SPARC changed the marketplace in other ways, too, said McNealy.
For instance, it was the first microprocessor to have all of its computers shipping with internet protocol suite TCP/IP. “Seems obvious now, like duh, but back in the mid 80’s TCP/IP was competing with IPX (Internetwork Packet Exchange), LAN manager, Token Ring and all the other architectures out there for networking,” he said.
Sun decided to run Open Unix on its new platform, which McNealy called a “natural and obvious win.” On top of that, the team placed the RISC architecture and all the performance that offered.
But the platform only really took off when Sun launched the SPARC station 1 at $49.95, a price point decision McNealy said brought about a “magic cocktail” that blew the market away.
Taking a stab at chip rival, Intel, McNealy said it had never made sense for Sun to separate hardware and software, the way Microsoft is separate from the x86 chip maker. McNealy said such an approach led to “huge issues” and claimed performance had never been Intel’s key priority, or most aggressive growth path.
“We always called ourselves Sun MicroSystems. Not Sun Microsoft or Sun Microchip,” he said, defending the importance of the holistic system.
“That’s the advantage Oracle has now, being able to go all the way through to the applications, the middleware, the database and the entire stack.”
"We used to call it 'The network is the computer.' Now it's called ‘the cloud’” he added wryly.
John Fowler, executive VP of systems at Oracle, tied up the event with an echoing of Hurd’s opening assessments.
“Larry [Ellison] has got silicon on the brain, and an unhealthy obsession with hardware,” he said, adding, “I know Larry likes hardware, because he has planes, boats and cars.”
Larry Ellison is a legend in his own mind.
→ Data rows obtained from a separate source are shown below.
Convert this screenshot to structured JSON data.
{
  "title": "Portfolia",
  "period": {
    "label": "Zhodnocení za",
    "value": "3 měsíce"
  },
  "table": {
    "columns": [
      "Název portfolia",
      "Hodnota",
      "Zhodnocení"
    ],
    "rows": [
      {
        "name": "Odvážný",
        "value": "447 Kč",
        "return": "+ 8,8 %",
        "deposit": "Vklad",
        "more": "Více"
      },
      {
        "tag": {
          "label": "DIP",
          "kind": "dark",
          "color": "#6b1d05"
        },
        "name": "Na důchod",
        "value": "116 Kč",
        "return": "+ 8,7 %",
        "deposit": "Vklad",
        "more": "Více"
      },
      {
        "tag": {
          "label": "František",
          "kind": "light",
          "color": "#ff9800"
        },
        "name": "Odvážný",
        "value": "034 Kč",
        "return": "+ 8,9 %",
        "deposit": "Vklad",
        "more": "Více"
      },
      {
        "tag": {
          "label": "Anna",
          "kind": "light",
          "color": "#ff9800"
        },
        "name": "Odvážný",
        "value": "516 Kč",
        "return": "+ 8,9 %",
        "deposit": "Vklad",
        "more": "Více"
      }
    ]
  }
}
Talk about someone with a god complex. If Mark Hurd does for Oracle what he did for HP, then I think Oracle will become even more irrelevent to modern technology.
Just my opinion.
Hurd was actually quite a funny guy at the presentation yesterday, but you're right that funny does not a good businessman make.
Oracle is no slouch of a company though, and it seems to be taking its acquisition of Sun seriously,so it could yield some promising results.
IBM has the benefit of a captive foundry, so they can produce unique technology for their microprocessors. Oracle doesn't have that advantage... but then, Larry Ellison is one of the few people who has a bank account as large as his ambitions, so maybe things could get interesting.
Join our online Radio Show on Friday 11th July starting at 2:00pm Eastern, when EETimes editor of all things fun and interesting, Max Maxfield, and embedded systems expert, Jack Ganssle, will debate as to just what is, and is not, and embedded system.